We are 50-plus-year-old folks, and many of us have worn out the word “yes!” When our children want us to babysit our grands even though we might have something else to do, we say “yes.” When a relative wants us to dip into our retirement money so that they can get their car fixed, we say “yes.” When our grown children bring over their dirty laundry for us to do, we say “yes.” Every time we say “yes,” we give away our time and energy. This opens the door to resentment and frustration that could have been easily avoided by using that two-letter word that no one really enjoys hearing or saying…”NO!'”
Some people have no problem saying “no.” But for many people, especially women, the desire to please others often leads to saying “yes” to things you don’t want to do or don’t actually have time for. “The ability to communicate ‘no’ really reflects that you are in the driver’s seat of your own life,” explains Vanessa Patrick, Ph.D., Associate Dean for Research, Bauer Professor of Marketing, and Lead Faculty for the Bauer Executive Women in Leadership Program at the Bauer College of Business, University of Houston.
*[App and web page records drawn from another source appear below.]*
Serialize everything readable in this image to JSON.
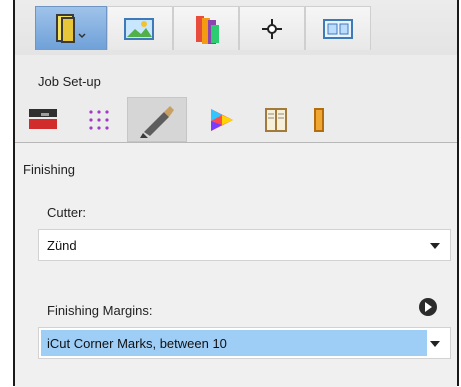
{
  "subheader": {
    "title": "Job Set-up"
  },
  "panel": {
    "section_title": "Finishing",
    "cutter": {
      "label": "Cutter:",
      "value": "Zünd"
    },
    "margins": {
      "label": "Finishing Margins:",
      "value": "iCut Corner Marks, between 10"
    }
  },
  "top_tabs": [
    {
      "name": "job-tab",
      "icon": "booklet-icon",
      "active": true
    },
    {
      "name": "image-tab",
      "icon": "picture-icon"
    },
    {
      "name": "color-tab",
      "icon": "swatches-icon"
    },
    {
      "name": "crosshair-tab",
      "icon": "crosshair-icon"
    },
    {
      "name": "layout-tab",
      "icon": "layout-icon"
    }
  ],
  "icon_tabs": [
    {
      "name": "media-tab",
      "icon": "media-icon"
    },
    {
      "name": "grid-tab",
      "icon": "grid-icon"
    },
    {
      "name": "finishing-tab",
      "icon": "knife-icon",
      "active": true
    },
    {
      "name": "color-tab",
      "icon": "color-wheel-icon"
    },
    {
      "name": "book-tab",
      "icon": "book-icon"
    },
    {
      "name": "more-tab",
      "icon": "partial-icon"
    }
  ]
}
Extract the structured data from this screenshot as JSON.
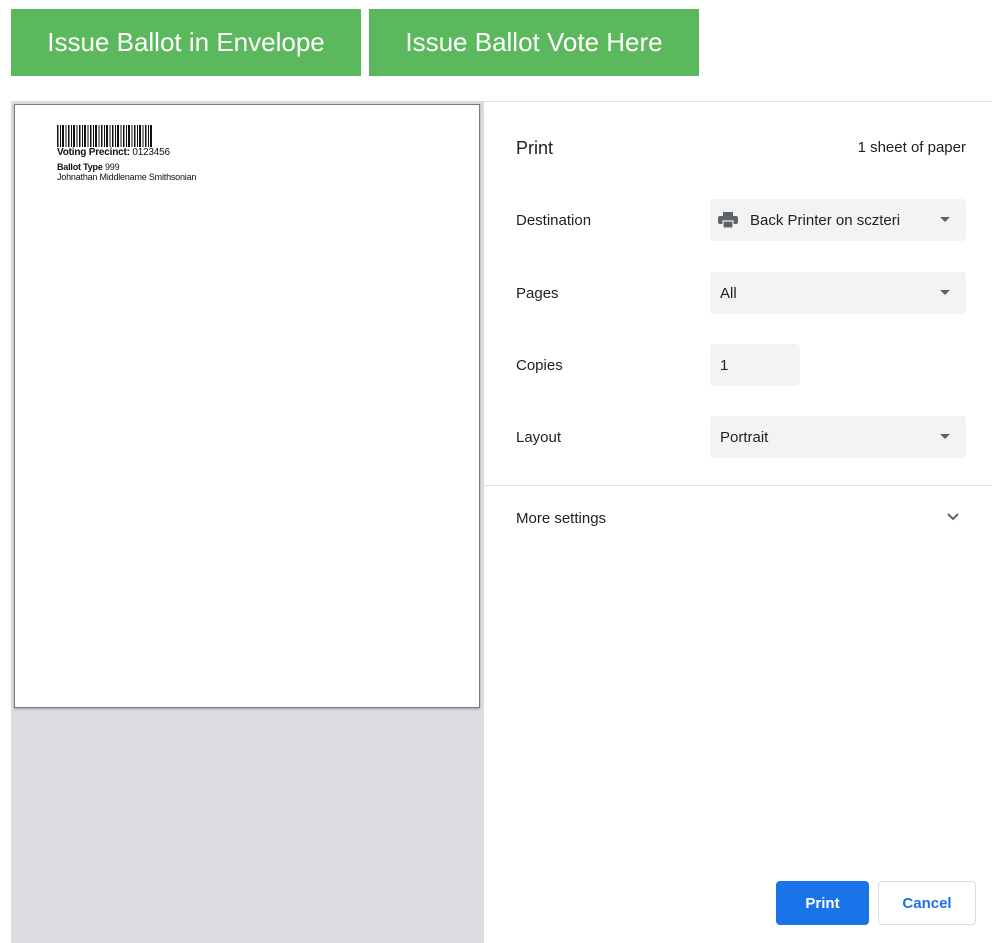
{
  "top_buttons": {
    "envelope_label": "Issue Ballot in Envelope",
    "vote_here_label": "Issue Ballot Vote Here",
    "color": "#5cb85c"
  },
  "preview": {
    "precinct_label": "Voting Precinct:",
    "precinct_value": "0123456",
    "ballot_type_label": "Ballot Type",
    "ballot_type_value": "999",
    "voter_name": "Johnathan Middlename Smithsonian"
  },
  "print_panel": {
    "title": "Print",
    "sheet_count": "1 sheet of paper",
    "destination_label": "Destination",
    "destination_value": "Back Printer on sczteri",
    "pages_label": "Pages",
    "pages_value": "All",
    "copies_label": "Copies",
    "copies_value": "1",
    "layout_label": "Layout",
    "layout_value": "Portrait",
    "more_settings_label": "More settings",
    "print_button": "Print",
    "cancel_button": "Cancel",
    "accent_color": "#1a73e8"
  }
}
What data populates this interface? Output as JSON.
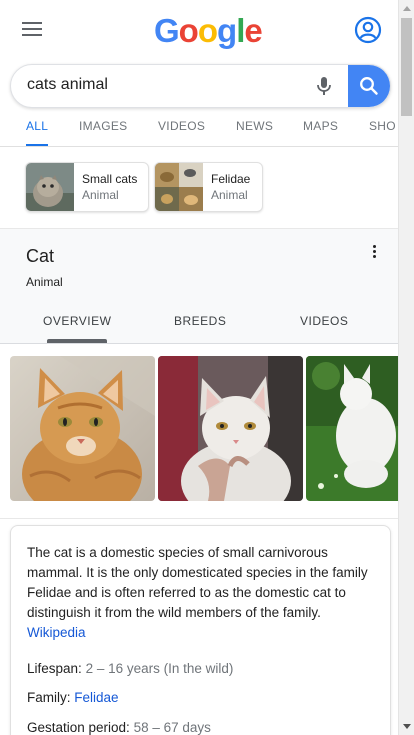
{
  "header": {
    "logo_letters": [
      {
        "ch": "G",
        "color": "#4285f4"
      },
      {
        "ch": "o",
        "color": "#ea4335"
      },
      {
        "ch": "o",
        "color": "#fbbc05"
      },
      {
        "ch": "g",
        "color": "#4285f4"
      },
      {
        "ch": "l",
        "color": "#34a853"
      },
      {
        "ch": "e",
        "color": "#ea4335"
      }
    ],
    "menu_icon": "menu-icon",
    "account_icon": "account-circle-icon"
  },
  "search": {
    "query": "cats animal",
    "mic_icon": "microphone-icon",
    "search_icon": "search-icon"
  },
  "tabs": [
    {
      "label": "ALL",
      "active": true
    },
    {
      "label": "IMAGES",
      "active": false
    },
    {
      "label": "VIDEOS",
      "active": false
    },
    {
      "label": "NEWS",
      "active": false
    },
    {
      "label": "MAPS",
      "active": false
    },
    {
      "label": "SHO",
      "active": false
    }
  ],
  "related": [
    {
      "name": "Small cats",
      "type": "Animal"
    },
    {
      "name": "Felidae",
      "type": "Animal"
    }
  ],
  "knowledge_panel": {
    "title": "Cat",
    "subtitle": "Animal",
    "tabs": [
      {
        "label": "OVERVIEW",
        "active": true
      },
      {
        "label": "BREEDS",
        "active": false
      },
      {
        "label": "VIDEOS",
        "active": false
      }
    ],
    "images": [
      "orange-tabby-cat-photo",
      "white-cat-photo",
      "white-cat-on-grass-photo"
    ]
  },
  "description": {
    "text": "The cat is a domestic species of small carnivorous mammal. It is the only domesticated species in the family Felidae and is often referred to as the domestic cat to distinguish it from the wild members of the family.",
    "source": "Wikipedia",
    "facts": [
      {
        "label": "Lifespan:",
        "value": "2 – 16 years (In the wild)",
        "is_link": false
      },
      {
        "label": "Family:",
        "value": "Felidae",
        "is_link": true
      },
      {
        "label": "Gestation period:",
        "value": "58 – 67 days",
        "is_link": false
      }
    ]
  },
  "colors": {
    "accent": "#1a73e8",
    "search_button": "#4285f4",
    "link": "#1558d6"
  }
}
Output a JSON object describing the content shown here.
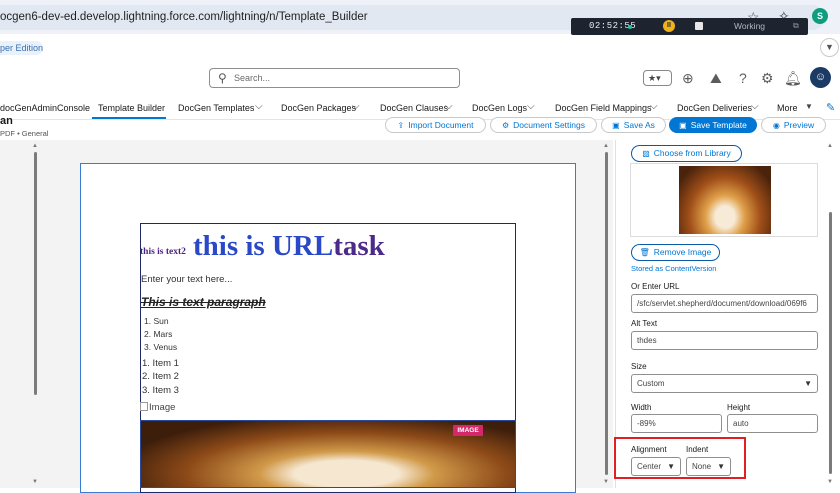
{
  "browser": {
    "url": "ocgen6-dev-ed.develop.lightning.force.com/lightning/n/Template_Builder",
    "profile_initial": "S"
  },
  "recorder": {
    "time": "02:52:55",
    "status": "Working"
  },
  "edition": "per Edition",
  "header": {
    "search_placeholder": "Search..."
  },
  "nav": {
    "items": [
      {
        "label": "docGenAdminConsole"
      },
      {
        "label": "Template Builder"
      },
      {
        "label": "DocGen Templates"
      },
      {
        "label": "DocGen Packages"
      },
      {
        "label": "DocGen Clauses"
      },
      {
        "label": "DocGen Logs"
      },
      {
        "label": "DocGen Field Mappings"
      },
      {
        "label": "DocGen Deliveries"
      },
      {
        "label": "More"
      }
    ]
  },
  "page": {
    "title": "an",
    "subtitle": "PDF • General"
  },
  "toolbar": {
    "import": "Import Document",
    "settings": "Document Settings",
    "save_as": "Save As",
    "save_template": "Save Template",
    "preview": "Preview"
  },
  "document": {
    "heading_small": "this is text2",
    "heading_big_1": "this is URL",
    "heading_big_2": "task",
    "text_placeholder": "Enter your text here...",
    "paragraph": "This is text paragraph",
    "list1": [
      "1. Sun",
      "2. Mars",
      "3. Venus"
    ],
    "list2": [
      "1. Item 1",
      "2. Item 2",
      "3. Item 3"
    ],
    "broken_image_alt": "Image",
    "image_badge": "IMAGE"
  },
  "panel": {
    "choose_library": "Choose from Library",
    "remove_image": "Remove Image",
    "stored_as": "Stored as ContentVersion",
    "url_label": "Or Enter URL",
    "url_value": "/sfc/servlet.shepherd/document/download/069f6",
    "alt_label": "Alt Text",
    "alt_value": "thdes",
    "size_label": "Size",
    "size_value": "Custom",
    "width_label": "Width",
    "width_value": "-89%",
    "height_label": "Height",
    "height_value": "auto",
    "alignment_label": "Alignment",
    "alignment_value": "Center",
    "indent_label": "Indent",
    "indent_value": "None"
  },
  "colors": {
    "brand": "#0176d3",
    "highlight": "#e01e24",
    "badge": "#d4286b"
  }
}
Psychologists agree that saying “no” is a skill you can sharpen. The more you say “no,” the more natural it’ll feel. When is it best for you to decline? To kick-start the discovery process, ask yourself these questions whenever you’re not sure how to proceed:
- Will saying “yes” prevent me from focusing on something more significant?
- Does this potential project, opportunity, or activity align with my values, beliefs, and goals?
- What are my core values, beliefs, and current goals?
- Will saying “yes” make me even more tired or burnt out?
- Will saying “yes” be good for my mental health? Or will it worsen my symptoms?
- In the past, when have I said “yes” and then ended up regretting it?
- When am I more likely to accept a request I’d rather decline? How can I reduce these challenges?
Therapy is also a great way to help you grow some cojones and to get into the groove of telling folks “NO!” But if you can’t afford therapy, then try these suggestions:
Don’t mince your words. Be crystal clear with your “no” response. If you are wishy-washy about your response to a request, then you will wind up saying “yes!”
Be brief. You don’t always have to explain yourself when telling someone “no.” Still, it’s often more considerate to provide a straight-up “no” rather than a non-response because leaving people wondering tends to read as thoughtless.
Offer an alternative: Sometimes, you’d like to say “yes,” but the timing is off. Or there’s some other reason you can’t accept. But if you’d like to in the future, offer an alternative that you’re comfortable with and one that takes YOU into consideration.
Suggest a recommendation. You might know someone else who can step up to the plate; suggest that person. Sharing other recommendations means you’re still being helpful.
Be selfish. It’s okay to put YOU first. If you prioritize someone else’s needs over yours, there will be resentment, and it will mount. Resentment can lead to stress which will take a toll on your health.
Skip the excuses. If asked for an explanation, remember that you don’t owe anyone. “It doesn’t fit with my schedule” is a perfectly acceptable response.
Remember that there are only so many hours in the day. Whatever you choose to take on limits your ability to do other things. It is essential to protect your own needs and interests.